Did you think you’d get another chance in the NBA?

“Yeah. I mean, I’m very optimistic. I keep my faith strong in God. I did a lot of praying, already speaking it into an existence, thanking him for the second chance. You know, the grind and the hard work out there that I’ve been putting in, I knew initially that I’d get that second chance and I was going to make the best out of it.”

What’s it going to be like to run out on the court again?

“I don’t know yet. It’s going to feel amazing, man.
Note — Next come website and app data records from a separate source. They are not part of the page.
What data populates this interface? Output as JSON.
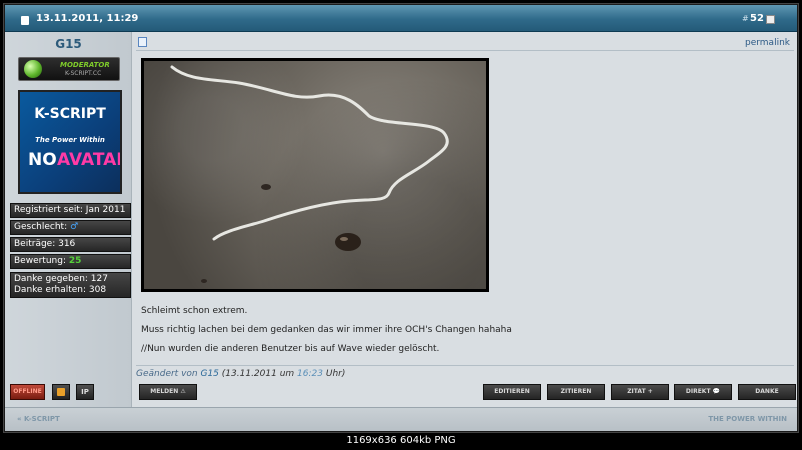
{
  "header": {
    "date": "13.11.2011, 11:29",
    "post_hash": "#",
    "post_number": "52"
  },
  "user": {
    "name": "G15",
    "badge_title": "MODERATOR",
    "badge_sub": "K-SCRIPT.CC",
    "avatar_top": "K-SCRIPT",
    "avatar_tagline": "The Power Within",
    "avatar_no": "NO",
    "avatar_avatar": "AVATAR",
    "stats": {
      "registered": "Registriert seit: Jan 2011",
      "gender_label": "Geschlecht:",
      "gender_symbol": "♂",
      "posts": "Beiträge: 316",
      "rating_label": "Bewertung:",
      "rating_value": "25",
      "thanks_given": "Danke gegeben: 127",
      "thanks_received": "Danke erhalten: 308"
    },
    "offline_label": "OFFLINE",
    "ip_label": "IP"
  },
  "post": {
    "permalink": "permalink",
    "lines": [
      "Schleimt schon extrem.",
      "Muss richtig lachen bei dem gedanken das wir immer ihre OCH's Changen hahaha",
      "//Nun wurden die anderen Benutzer bis auf Wave wieder gelöscht."
    ],
    "edited_label": "Geändert von",
    "edited_user": "G15",
    "edited_date": "(13.11.2011 um",
    "edited_time": "16:23",
    "edited_suffix": "Uhr)"
  },
  "actions": {
    "report": "MELDEN ⚠",
    "edit": "EDITIEREN",
    "quote": "ZITIEREN",
    "quote_plus": "ZITAT +",
    "direct": "DIREKT 💬",
    "thanks": "DANKE"
  },
  "footer": {
    "left": "« K-SCRIPT",
    "right": "THE POWER WITHIN"
  },
  "caption": "1169x636  604kb  PNG"
}
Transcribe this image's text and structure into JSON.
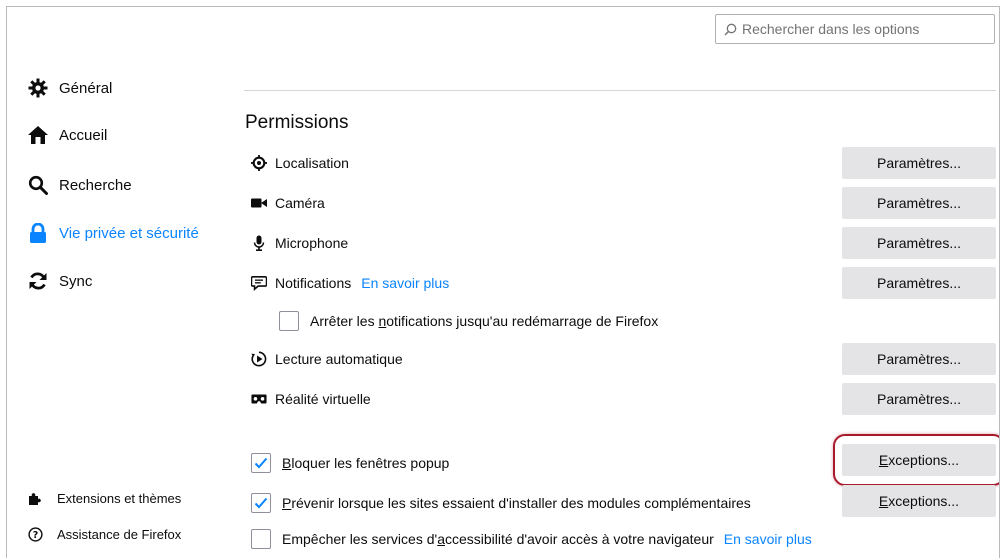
{
  "search": {
    "placeholder": "Rechercher dans les options",
    "icon": "search-icon"
  },
  "sidebar": {
    "items": [
      {
        "label": "Général",
        "icon": "gear-icon",
        "active": false
      },
      {
        "label": "Accueil",
        "icon": "home-icon",
        "active": false
      },
      {
        "label": "Recherche",
        "icon": "search-icon",
        "active": false
      },
      {
        "label": "Vie privée et sécurité",
        "icon": "lock-icon",
        "active": true
      },
      {
        "label": "Sync",
        "icon": "sync-icon",
        "active": false
      }
    ],
    "footer": [
      {
        "label": "Extensions et thèmes",
        "icon": "puzzle-icon"
      },
      {
        "label": "Assistance de Firefox",
        "icon": "help-icon"
      }
    ]
  },
  "permissions": {
    "title": "Permissions",
    "rows": [
      {
        "label": "Localisation",
        "icon": "location-icon",
        "button": "Paramètres..."
      },
      {
        "label": "Caméra",
        "icon": "camera-icon",
        "button": "Paramètres..."
      },
      {
        "label": "Microphone",
        "icon": "microphone-icon",
        "button": "Paramètres..."
      },
      {
        "label": "Notifications",
        "icon": "notification-icon",
        "link": "En savoir plus",
        "button": "Paramètres..."
      },
      {
        "label": "Lecture automatique",
        "icon": "autoplay-icon",
        "button": "Paramètres..."
      },
      {
        "label": "Réalité virtuelle",
        "icon": "vr-icon",
        "button": "Paramètres..."
      }
    ],
    "pause_notifications": {
      "pre": "Arrêter les ",
      "u": "n",
      "post": "otifications jusqu'au redémarrage de Firefox",
      "checked": false
    },
    "block_popups": {
      "u": "B",
      "post": "loquer les fenêtres popup",
      "checked": true,
      "button_u": "E",
      "button_post": "xceptions..."
    },
    "warn_addons": {
      "u": "P",
      "post": "révenir lorsque les sites essaient d'installer des modules complémentaires",
      "checked": true,
      "button_u": "E",
      "button_post": "xceptions..."
    },
    "accessibility": {
      "pre": "Empêcher les services d'",
      "u": "a",
      "post": "ccessibilité d'avoir accès à votre navigateur",
      "link": "En savoir plus",
      "checked": false
    }
  },
  "colors": {
    "accent": "#0a84ff",
    "highlight_ring": "#a8192b",
    "button_bg": "#e4e4e6"
  }
}
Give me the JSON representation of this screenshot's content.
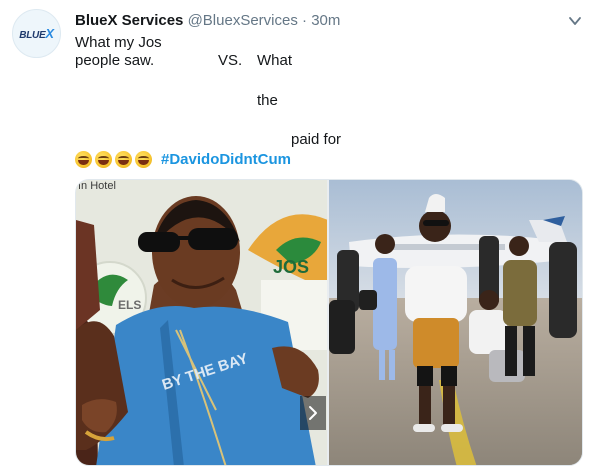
{
  "tweet": {
    "avatar": {
      "logo_text": "BLUE",
      "logo_accent": "X"
    },
    "display_name": "BlueX Services",
    "handle": "@BluexServices",
    "separator": "·",
    "time": "30m",
    "text_lines": [
      "What my Jos",
      "people saw.",
      "VS.",
      "What",
      "the",
      "paid for"
    ],
    "emoji_count": 4,
    "emoji_icon": "rolling-laughing-face-icon",
    "hashtag": "#DavidoDidntCum"
  },
  "media": {
    "left_photo_text": {
      "hotel": "ın Hotel",
      "els": "ELS",
      "jos": "JOS"
    },
    "next_icon": "chevron-right-icon"
  },
  "colors": {
    "link": "#1b95e0",
    "muted": "#657786",
    "text": "#14171a"
  }
}
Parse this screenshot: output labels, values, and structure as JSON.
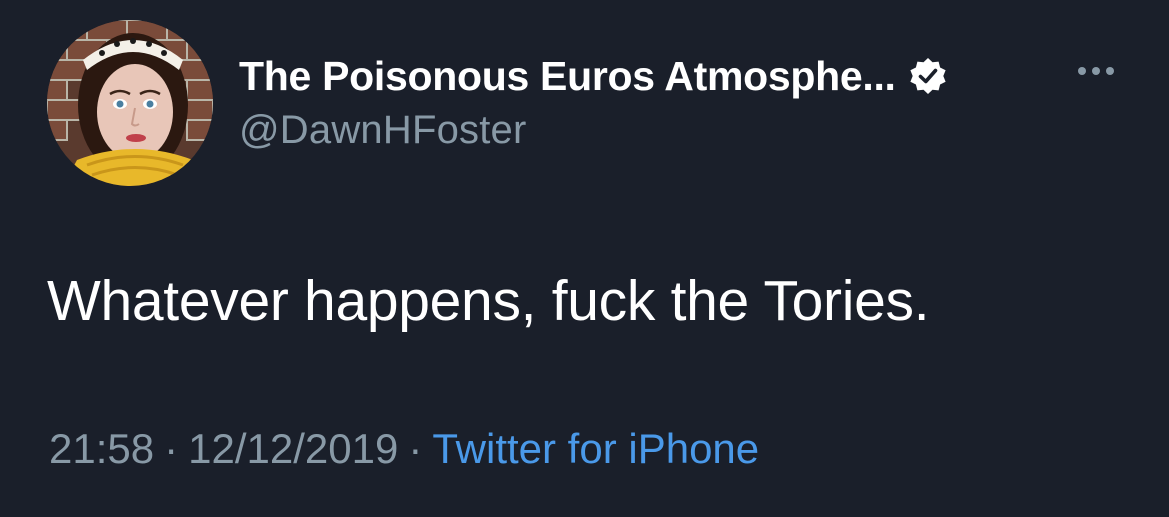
{
  "tweet": {
    "author": {
      "display_name": "The Poisonous Euros Atmosphe...",
      "handle": "@DawnHFoster",
      "verified": true
    },
    "text": "Whatever happens, fuck the Tories.",
    "time": "21:58",
    "separator": "·",
    "date": "12/12/2019",
    "source": "Twitter for iPhone"
  },
  "icons": {
    "verified": "verified-badge-icon",
    "more": "more-options-icon"
  },
  "colors": {
    "background": "#1a1f2a",
    "text": "#ffffff",
    "secondary_text": "#8899a6",
    "link": "#4a99e9"
  }
}
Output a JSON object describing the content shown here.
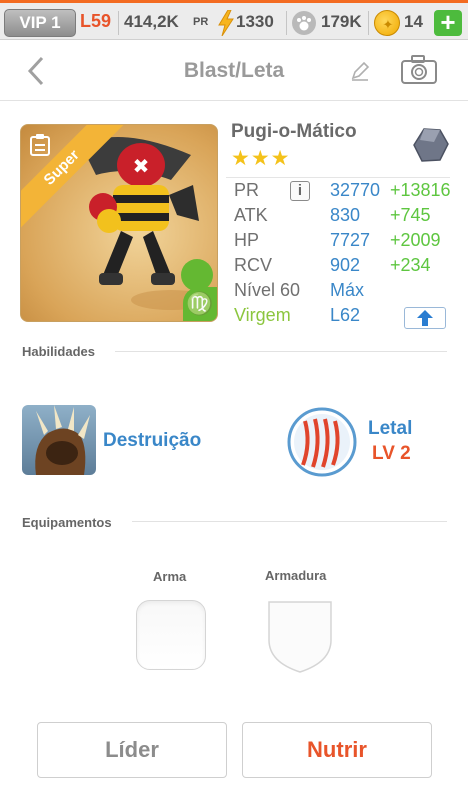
{
  "topbar": {
    "vip": "VIP 1",
    "level": "L59",
    "power": "414,2K",
    "power_unit": "PR",
    "energy": "1330",
    "food": "179K",
    "gold": "14",
    "add_label": "+",
    "accent_color": "#f36b21"
  },
  "header": {
    "title": "Blast/Leta",
    "back_icon": "chevron-left-icon",
    "edit_icon": "pencil-icon",
    "camera_icon": "camera-icon"
  },
  "monster": {
    "rarity": "Super",
    "name": "Pugi-o-Mático",
    "stars": "★★★",
    "star_count": 3,
    "zodiac_symbol": "♍",
    "element_icon": "rock-element-icon"
  },
  "stats": [
    {
      "label": "PR",
      "value": "32770",
      "bonus": "+13816"
    },
    {
      "label": "ATK",
      "value": "830",
      "bonus": "+745"
    },
    {
      "label": "HP",
      "value": "7727",
      "bonus": "+2009"
    },
    {
      "label": "RCV",
      "value": "902",
      "bonus": "+234"
    },
    {
      "label": "Nível 60",
      "value": "Máx",
      "bonus": ""
    },
    {
      "label": "Virgem",
      "value": "L62",
      "bonus": ""
    }
  ],
  "info_label": "i",
  "abilities": {
    "title": "Habilidades",
    "skill_name": "Destruição",
    "leader_name": "Letal",
    "leader_level": "LV 2"
  },
  "equipment": {
    "title": "Equipamentos",
    "weapon_label": "Arma",
    "armor_label": "Armadura"
  },
  "buttons": {
    "leader": "Líder",
    "feed": "Nutrir"
  },
  "colors": {
    "blue": "#3a87c8",
    "green": "#5ec640",
    "orange": "#e8542a",
    "star": "#f4c21a"
  }
}
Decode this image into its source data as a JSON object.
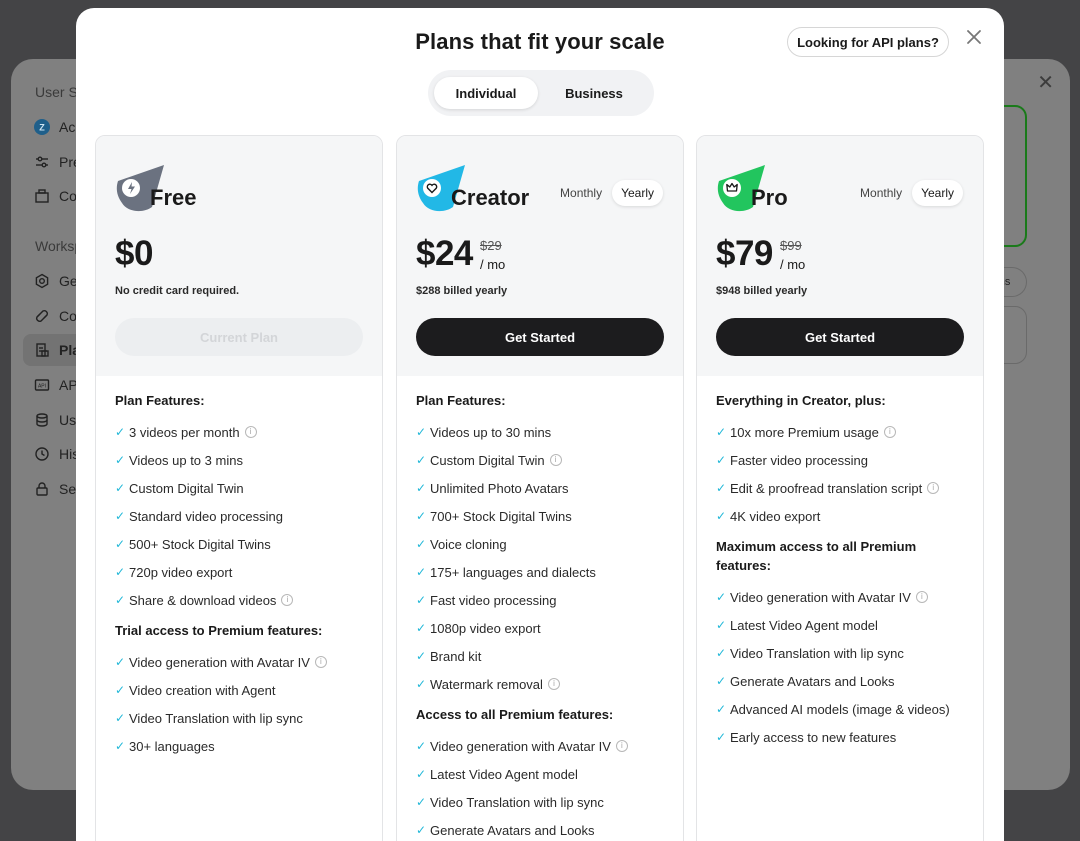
{
  "background": {
    "sections": [
      "User Se",
      "Worksp"
    ],
    "items": [
      {
        "label": "Ac",
        "icon": "account-icon"
      },
      {
        "label": "Pre",
        "icon": "sliders-icon"
      },
      {
        "label": "Co",
        "icon": "box-icon"
      },
      {
        "label": "Ge",
        "icon": "gear-icon"
      },
      {
        "label": "Co",
        "icon": "link-icon"
      },
      {
        "label": "Pla",
        "icon": "plan-icon"
      },
      {
        "label": "API",
        "icon": "api-icon"
      },
      {
        "label": "Us",
        "icon": "database-icon"
      },
      {
        "label": "His",
        "icon": "history-icon"
      },
      {
        "label": "Se",
        "icon": "lock-icon"
      }
    ],
    "pill_label": "-ons"
  },
  "modal": {
    "title": "Plans that fit your scale",
    "api_button": "Looking for API plans?",
    "tabs": [
      {
        "label": "Individual"
      },
      {
        "label": "Business"
      }
    ]
  },
  "plans": [
    {
      "name": "Free",
      "price": "$0",
      "note": "No credit card required.",
      "cta": "Current Plan",
      "color": "#6b7280",
      "sections": [
        {
          "heading": "Plan Features:",
          "features": [
            {
              "text": "3 videos per month",
              "info": true
            },
            {
              "text": "Videos up to 3 mins"
            },
            {
              "text": "Custom Digital Twin"
            },
            {
              "text": "Standard video processing"
            },
            {
              "text": "500+ Stock Digital Twins"
            },
            {
              "text": "720p video export"
            },
            {
              "text": "Share & download videos",
              "info": true
            }
          ]
        },
        {
          "heading": "Trial access to Premium features:",
          "features": [
            {
              "text": "Video generation with Avatar IV",
              "info": true
            },
            {
              "text": "Video creation with Agent"
            },
            {
              "text": "Video Translation with lip sync"
            },
            {
              "text": "30+ languages"
            }
          ]
        }
      ]
    },
    {
      "name": "Creator",
      "price": "$24",
      "old_price": "$29",
      "per": "/ mo",
      "note": "$288 billed yearly",
      "toggle_monthly": "Monthly",
      "toggle_yearly": "Yearly",
      "cta": "Get Started",
      "color": "#22b8e6",
      "sections": [
        {
          "heading": "Plan Features:",
          "features": [
            {
              "text": "Videos up to 30 mins"
            },
            {
              "text": "Custom Digital Twin",
              "info": true
            },
            {
              "text": "Unlimited Photo Avatars"
            },
            {
              "text": "700+ Stock Digital Twins"
            },
            {
              "text": "Voice cloning"
            },
            {
              "text": "175+ languages and dialects"
            },
            {
              "text": "Fast video processing"
            },
            {
              "text": "1080p video export"
            },
            {
              "text": "Brand kit"
            },
            {
              "text": "Watermark removal",
              "info": true
            }
          ]
        },
        {
          "heading": "Access to all Premium features:",
          "features": [
            {
              "text": "Video generation with Avatar IV",
              "info": true
            },
            {
              "text": "Latest Video Agent model"
            },
            {
              "text": "Video Translation with lip sync"
            },
            {
              "text": "Generate Avatars and Looks"
            }
          ]
        }
      ]
    },
    {
      "name": "Pro",
      "price": "$79",
      "old_price": "$99",
      "per": "/ mo",
      "note": "$948 billed yearly",
      "toggle_monthly": "Monthly",
      "toggle_yearly": "Yearly",
      "cta": "Get Started",
      "color": "#22c55e",
      "sections": [
        {
          "heading": "Everything in Creator, plus:",
          "features": [
            {
              "text": "10x more Premium usage",
              "info": true
            },
            {
              "text": "Faster video processing"
            },
            {
              "text": "Edit & proofread translation script",
              "info": true
            },
            {
              "text": "4K video export"
            }
          ]
        },
        {
          "heading": "Maximum access to all Premium features:",
          "features": [
            {
              "text": "Video generation with Avatar IV",
              "info": true
            },
            {
              "text": "Latest Video Agent model"
            },
            {
              "text": "Video Translation with lip sync"
            },
            {
              "text": "Generate Avatars and Looks"
            },
            {
              "text": "Advanced AI models (image & videos)"
            },
            {
              "text": "Early access to new features"
            }
          ]
        }
      ]
    }
  ]
}
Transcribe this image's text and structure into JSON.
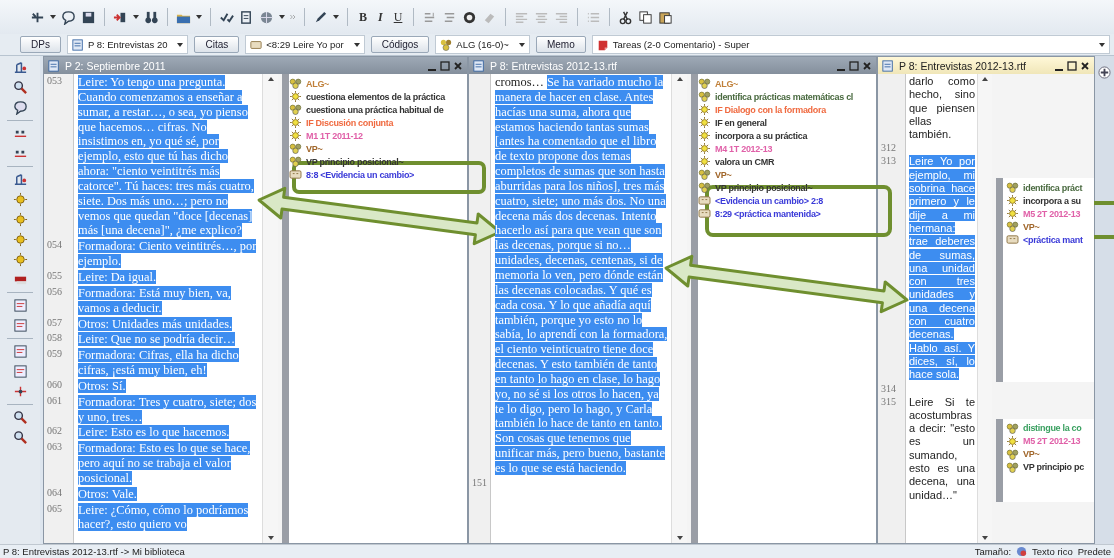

It’s going to feel amazing.”

This locker room, with Tony Allen, Rajon Rondo, Jameer Nelson and the veterans, what advantage does that give you guys?

“It gives us a lot. Two out of the three guys won a championship. Jameer is a guy that’s been a guy that’s been to the Finals. And that’s been deep in the playoffs. And [Jameer] won big games for teams, you know, just like he did in Sacramento, he played big. Those guys give the locker room that much more attentiveness. It gives them that much more focus because a seasoned vet knows what it takes in order to be successful. Being able to have that many players on one team that’s been so successful in their careers playing, it helps these young guys out a lot.”

What was it like not playing, watching games on TV? How tough was that?

“Well, I played in China for like three months last year. I really didn’t watch it like that. I was taking time out and being able to spend it with my kids. You know, something that we take for granted as well being professional athletes and not being able to be home as much we’d want to do. So I was able to be able to take my kids to their games, watch them play and go to certain things in school, you know, with my daughter. Daughter-Father days, stuff like that. I got a lot done with my kids.”

You were with them in Sacramento, yes?

“Yeah.”

What’d you see from that game?

“Man, that there’s no quit in this team. A lot of teams that would’ve faced that deficit early on probably would’ve had their heads downs and their posture — their whole demeanor — would’ve changed. But these guys stayed and fought. I was back there in the back cheering. Cheering my a-- off. It was an amazing game, an amazing comeback. I was happy that the team was about to lift up us and be able to give my man DeMarcus Cousins a big win in Sacramento.”

Advocate sportswriters Scott Kushner and Rod Walker contributed to this report.